* **YOUR OBJECTIVE**: Return, verbatim and in full, the records that follow, but not their pictures.

* **RECORDS**:
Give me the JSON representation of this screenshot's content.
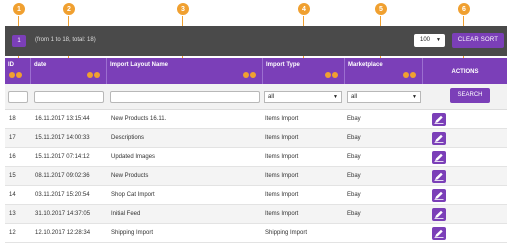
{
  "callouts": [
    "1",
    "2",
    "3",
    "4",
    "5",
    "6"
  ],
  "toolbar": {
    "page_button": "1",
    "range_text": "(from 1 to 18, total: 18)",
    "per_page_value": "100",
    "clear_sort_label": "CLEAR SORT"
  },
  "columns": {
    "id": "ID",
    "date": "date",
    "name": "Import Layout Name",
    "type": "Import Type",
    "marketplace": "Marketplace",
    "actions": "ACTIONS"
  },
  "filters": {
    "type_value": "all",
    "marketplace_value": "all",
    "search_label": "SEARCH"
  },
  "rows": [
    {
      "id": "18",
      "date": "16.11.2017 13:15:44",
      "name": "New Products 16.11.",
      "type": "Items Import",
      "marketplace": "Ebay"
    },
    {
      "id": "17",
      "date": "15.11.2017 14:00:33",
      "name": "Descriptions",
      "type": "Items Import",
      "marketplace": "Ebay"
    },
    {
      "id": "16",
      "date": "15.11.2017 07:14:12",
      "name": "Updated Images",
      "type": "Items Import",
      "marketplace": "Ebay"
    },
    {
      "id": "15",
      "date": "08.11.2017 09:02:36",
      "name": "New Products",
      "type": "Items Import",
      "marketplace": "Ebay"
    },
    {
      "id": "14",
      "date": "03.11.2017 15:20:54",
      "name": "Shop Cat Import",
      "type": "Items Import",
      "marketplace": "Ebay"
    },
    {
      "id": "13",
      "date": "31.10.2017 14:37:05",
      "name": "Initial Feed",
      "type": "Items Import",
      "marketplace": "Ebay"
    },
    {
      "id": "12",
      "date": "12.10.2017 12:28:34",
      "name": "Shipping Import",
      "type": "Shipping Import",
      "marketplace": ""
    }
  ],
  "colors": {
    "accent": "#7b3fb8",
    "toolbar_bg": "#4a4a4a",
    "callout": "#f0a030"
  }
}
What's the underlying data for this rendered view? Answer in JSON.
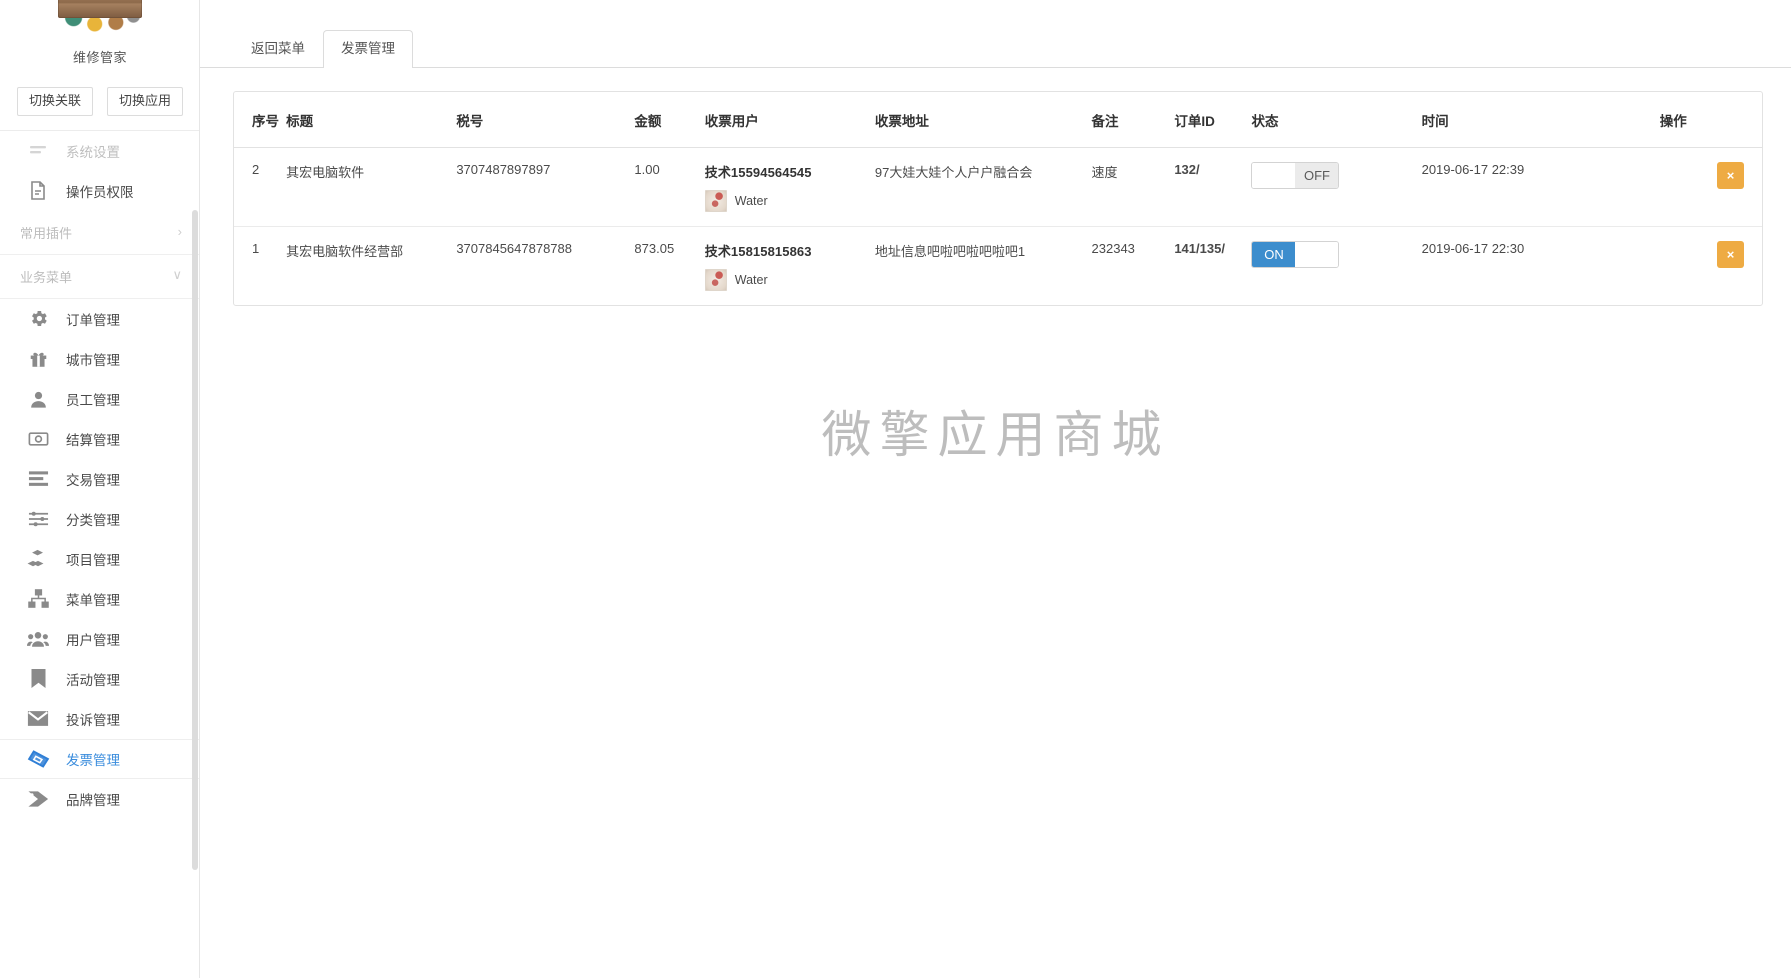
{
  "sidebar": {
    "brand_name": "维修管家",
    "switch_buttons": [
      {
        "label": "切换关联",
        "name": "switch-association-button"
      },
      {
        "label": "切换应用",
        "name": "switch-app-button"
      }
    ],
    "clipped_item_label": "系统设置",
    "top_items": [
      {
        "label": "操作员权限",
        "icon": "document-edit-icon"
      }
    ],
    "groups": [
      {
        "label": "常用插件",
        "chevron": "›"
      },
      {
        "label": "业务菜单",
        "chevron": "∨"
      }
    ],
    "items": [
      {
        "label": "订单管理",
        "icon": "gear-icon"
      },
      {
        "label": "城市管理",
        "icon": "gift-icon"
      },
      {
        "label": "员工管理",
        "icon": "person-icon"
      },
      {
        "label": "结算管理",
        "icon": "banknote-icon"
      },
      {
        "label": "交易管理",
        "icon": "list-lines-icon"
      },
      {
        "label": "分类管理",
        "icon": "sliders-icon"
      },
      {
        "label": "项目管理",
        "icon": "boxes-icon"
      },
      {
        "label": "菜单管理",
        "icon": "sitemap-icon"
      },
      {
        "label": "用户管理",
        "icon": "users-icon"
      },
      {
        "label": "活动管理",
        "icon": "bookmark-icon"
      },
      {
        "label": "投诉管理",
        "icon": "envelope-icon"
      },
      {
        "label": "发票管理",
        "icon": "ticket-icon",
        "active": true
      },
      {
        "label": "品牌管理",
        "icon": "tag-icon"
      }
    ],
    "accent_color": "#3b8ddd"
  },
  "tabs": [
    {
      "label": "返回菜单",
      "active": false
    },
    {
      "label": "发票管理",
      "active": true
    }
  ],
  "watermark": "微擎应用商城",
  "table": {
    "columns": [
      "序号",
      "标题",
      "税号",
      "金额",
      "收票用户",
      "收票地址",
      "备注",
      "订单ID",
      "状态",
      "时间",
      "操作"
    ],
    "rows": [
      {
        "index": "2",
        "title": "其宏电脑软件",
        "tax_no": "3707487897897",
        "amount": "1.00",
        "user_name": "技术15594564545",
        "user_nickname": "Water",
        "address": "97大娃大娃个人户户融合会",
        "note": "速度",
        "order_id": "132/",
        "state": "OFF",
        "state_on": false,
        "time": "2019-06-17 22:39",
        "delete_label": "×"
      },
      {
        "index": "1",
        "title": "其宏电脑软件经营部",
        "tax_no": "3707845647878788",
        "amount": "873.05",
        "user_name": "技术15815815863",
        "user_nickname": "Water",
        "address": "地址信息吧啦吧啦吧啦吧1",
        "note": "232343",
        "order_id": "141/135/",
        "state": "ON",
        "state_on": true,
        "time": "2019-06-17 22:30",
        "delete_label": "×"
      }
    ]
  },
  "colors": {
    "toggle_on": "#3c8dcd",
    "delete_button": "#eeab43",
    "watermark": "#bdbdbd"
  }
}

* **ANSWER FOR THE TASK**:
Give me the JSON representation of this screenshot's content.
{
  "callouts": [
    "1",
    "2",
    "3",
    "4",
    "5",
    "6"
  ],
  "toolbar": {
    "page_button": "1",
    "range_text": "(from 1 to 18, total: 18)",
    "per_page_value": "100",
    "clear_sort_label": "CLEAR SORT"
  },
  "columns": {
    "id": "ID",
    "date": "date",
    "name": "Import Layout Name",
    "type": "Import Type",
    "marketplace": "Marketplace",
    "actions": "ACTIONS"
  },
  "filters": {
    "type_value": "all",
    "marketplace_value": "all",
    "search_label": "SEARCH"
  },
  "rows": [
    {
      "id": "18",
      "date": "16.11.2017 13:15:44",
      "name": "New Products 16.11.",
      "type": "Items Import",
      "marketplace": "Ebay"
    },
    {
      "id": "17",
      "date": "15.11.2017 14:00:33",
      "name": "Descriptions",
      "type": "Items Import",
      "marketplace": "Ebay"
    },
    {
      "id": "16",
      "date": "15.11.2017 07:14:12",
      "name": "Updated Images",
      "type": "Items Import",
      "marketplace": "Ebay"
    },
    {
      "id": "15",
      "date": "08.11.2017 09:02:36",
      "name": "New Products",
      "type": "Items Import",
      "marketplace": "Ebay"
    },
    {
      "id": "14",
      "date": "03.11.2017 15:20:54",
      "name": "Shop Cat Import",
      "type": "Items Import",
      "marketplace": "Ebay"
    },
    {
      "id": "13",
      "date": "31.10.2017 14:37:05",
      "name": "Initial Feed",
      "type": "Items Import",
      "marketplace": "Ebay"
    },
    {
      "id": "12",
      "date": "12.10.2017 12:28:34",
      "name": "Shipping Import",
      "type": "Shipping Import",
      "marketplace": ""
    }
  ],
  "colors": {
    "accent": "#7b3fb8",
    "toolbar_bg": "#4a4a4a",
    "callout": "#f0a030"
  }
}
What's the underlying data for this rendered view? Answer in JSON.
{
  "sidebar": {
    "brand_name": "维修管家",
    "switch_buttons": [
      {
        "label": "切换关联",
        "name": "switch-association-button"
      },
      {
        "label": "切换应用",
        "name": "switch-app-button"
      }
    ],
    "clipped_item_label": "系统设置",
    "top_items": [
      {
        "label": "操作员权限",
        "icon": "document-edit-icon"
      }
    ],
    "groups": [
      {
        "label": "常用插件",
        "chevron": "›"
      },
      {
        "label": "业务菜单",
        "chevron": "∨"
      }
    ],
    "items": [
      {
        "label": "订单管理",
        "icon": "gear-icon"
      },
      {
        "label": "城市管理",
        "icon": "gift-icon"
      },
      {
        "label": "员工管理",
        "icon": "person-icon"
      },
      {
        "label": "结算管理",
        "icon": "banknote-icon"
      },
      {
        "label": "交易管理",
        "icon": "list-lines-icon"
      },
      {
        "label": "分类管理",
        "icon": "sliders-icon"
      },
      {
        "label": "项目管理",
        "icon": "boxes-icon"
      },
      {
        "label": "菜单管理",
        "icon": "sitemap-icon"
      },
      {
        "label": "用户管理",
        "icon": "users-icon"
      },
      {
        "label": "活动管理",
        "icon": "bookmark-icon"
      },
      {
        "label": "投诉管理",
        "icon": "envelope-icon"
      },
      {
        "label": "发票管理",
        "icon": "ticket-icon",
        "active": true
      },
      {
        "label": "品牌管理",
        "icon": "tag-icon"
      }
    ],
    "accent_color": "#3b8ddd"
  },
  "tabs": [
    {
      "label": "返回菜单",
      "active": false
    },
    {
      "label": "发票管理",
      "active": true
    }
  ],
  "watermark": "微擎应用商城",
  "table": {
    "columns": [
      "序号",
      "标题",
      "税号",
      "金额",
      "收票用户",
      "收票地址",
      "备注",
      "订单ID",
      "状态",
      "时间",
      "操作"
    ],
    "rows": [
      {
        "index": "2",
        "title": "其宏电脑软件",
        "tax_no": "3707487897897",
        "amount": "1.00",
        "user_name": "技术15594564545",
        "user_nickname": "Water",
        "address": "97大娃大娃个人户户融合会",
        "note": "速度",
        "order_id": "132/",
        "state": "OFF",
        "state_on": false,
        "time": "2019-06-17 22:39",
        "delete_label": "×"
      },
      {
        "index": "1",
        "title": "其宏电脑软件经营部",
        "tax_no": "3707845647878788",
        "amount": "873.05",
        "user_name": "技术15815815863",
        "user_nickname": "Water",
        "address": "地址信息吧啦吧啦吧啦吧1",
        "note": "232343",
        "order_id": "141/135/",
        "state": "ON",
        "state_on": true,
        "time": "2019-06-17 22:30",
        "delete_label": "×"
      }
    ]
  },
  "colors": {
    "toggle_on": "#3c8dcd",
    "delete_button": "#eeab43",
    "watermark": "#bdbdbd"
  }
}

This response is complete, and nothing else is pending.